Travel tips for Berlin
Berlin is a vibrant, cosmopolitan city with so much history and culture to experience. We have learned a few useful things on our travels that can help save you money, save you time and make your trip more enjoyable the next time you visit Berlin.
Berlin is not “Germany”
- At least not according to the rest of the country. Germany is actually made up of a number of ancient countries, unified into one Germany. They all have their own distinct cultures and traditions.
- If you are looking for traditional wooden houses, beer halls, lashings of German meat and traditional costumes, you should probably visit Munich. Berlin is a city of dark history, street art and a vibrant nightlife.
- In Berlin, cycling is very much the preferred method of transport. Cyclists have right of way, so do not to walk in the cycle lanes on the edge of footpaths.
- Berlin has an excellent underground train system and a tram system operates in the old “East”.

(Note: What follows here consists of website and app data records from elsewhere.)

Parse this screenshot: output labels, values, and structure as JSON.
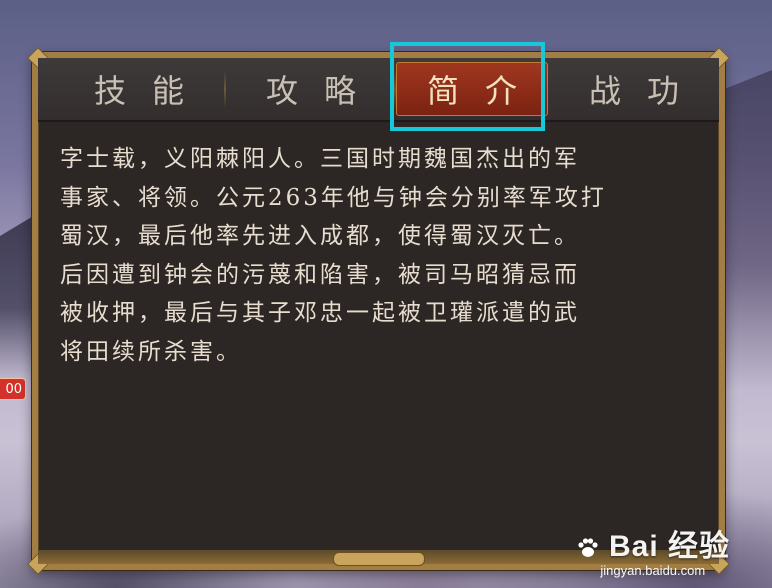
{
  "tabs": {
    "skills": "技能",
    "strategy": "攻略",
    "intro": "简介",
    "merit": "战功"
  },
  "active_tab": "intro",
  "side_badge": "00",
  "intro_text": [
    "字士载，义阳棘阳人。三国时期魏国杰出的军",
    "事家、将领。公元263年他与钟会分别率军攻打",
    "蜀汉，最后他率先进入成都，使得蜀汉灭亡。",
    "后因遭到钟会的污蔑和陷害，被司马昭猜忌而",
    "被收押，最后与其子邓忠一起被卫瓘派遣的武",
    "将田续所杀害。"
  ],
  "watermark": {
    "logo": "Bai 经验",
    "url": "jingyan.baidu.com"
  },
  "colors": {
    "highlight": "#19c8d8",
    "active_tab_bg": "#8f2c17",
    "text": "#e7ddcf"
  }
}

- Both international and domestic flights can be caught at Tegel, Schonefeld or Brandenburg airports – depending upon your carrier. All are comparatively small airports, so getting through customs is much quicker than say London or Munich.
- The Berlin Welcome Card can be purchased online and provides unlimited public transport in and around Berlin as well as up to 50 per cent discount on major attractions
- Buses to other German cities run from Funkturm (central station). Booking online, we were able to easily travel from Berlin to Dresden, Prague and onto Munich with a few night’s stopover in each.
- Trains run from Hauptbahnhof station. Deutsche Bahn provide rail services to most major centres. An interrail pass can be booked online and can save you up to 15 per cent on fares.
- Unlike London, a booked shuttle to the airport is so cheap it may not be worth the hassle of catching the train. We went from Neukolin to Tegel for 30 euro including tip.
- English is widely spoken in Berlin and other major cities, however if you are planning to visit some of the more rural towns, it is worth learning a little German.
- The Euro is the currency in Germany.
- Credit cards are NOT widely accepted outside major hotels.
- Debit cards and travel cards are accepted and ATMs are readily available in the major centres. If you are visiting a smaller town, it would be worthwhile to carry a little extra cash
Food and drink
- Berlin is very multi-cultural, so you will find an endless variety of cuisines to choose from. There are so many places you can get cheap food and drink in Berlin
- Currywurst from one of the markets is something you must try once.
- Most bars and pubs don’t sell food, so you will need to visit a restaurant first if you are planning a night out.
- Beer is available in most shops. During our trips, Ian has brought a beer from the chemist, the post office and the supermarket. Just because he could.
- The legal drinking age is 16. If you are travelling with a teenager, it is worth having a discussion before you leave.
- Purchasing a Berlin Pass online before you go will give you free entry to a number of attractions as well as free public transport. Compare it to the Welcome Card to see which gives you the best value for your trip.
- A visit to the top of the Reichstag building is a must. It is free, but you do have to book at least 24 hours prior.
- Book onto a walking tour – you will discover lots of interesting things you may otherwise overlook.
- Free public toilets are not readily available. Carry some coin in case you need to “spend a penny”